# WHAT THIS TASK INVOLVES
How many lines in the records below contain the word "kind"? Answer with the number only.

Segment Open

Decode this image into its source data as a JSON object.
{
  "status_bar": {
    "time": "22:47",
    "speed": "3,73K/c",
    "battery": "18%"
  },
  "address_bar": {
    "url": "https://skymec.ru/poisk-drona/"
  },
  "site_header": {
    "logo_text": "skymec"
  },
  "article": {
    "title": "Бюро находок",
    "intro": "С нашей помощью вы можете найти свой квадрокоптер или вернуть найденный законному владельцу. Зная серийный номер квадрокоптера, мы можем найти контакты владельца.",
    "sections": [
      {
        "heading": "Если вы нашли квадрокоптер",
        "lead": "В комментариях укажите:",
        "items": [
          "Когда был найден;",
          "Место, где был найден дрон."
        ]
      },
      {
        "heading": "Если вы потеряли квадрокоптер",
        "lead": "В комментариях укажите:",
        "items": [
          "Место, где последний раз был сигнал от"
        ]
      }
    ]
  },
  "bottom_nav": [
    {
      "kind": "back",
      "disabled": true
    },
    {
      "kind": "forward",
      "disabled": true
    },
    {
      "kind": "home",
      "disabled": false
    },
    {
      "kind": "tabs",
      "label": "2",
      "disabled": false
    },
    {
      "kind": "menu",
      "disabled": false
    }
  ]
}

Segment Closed

# ANSWER SECTION
5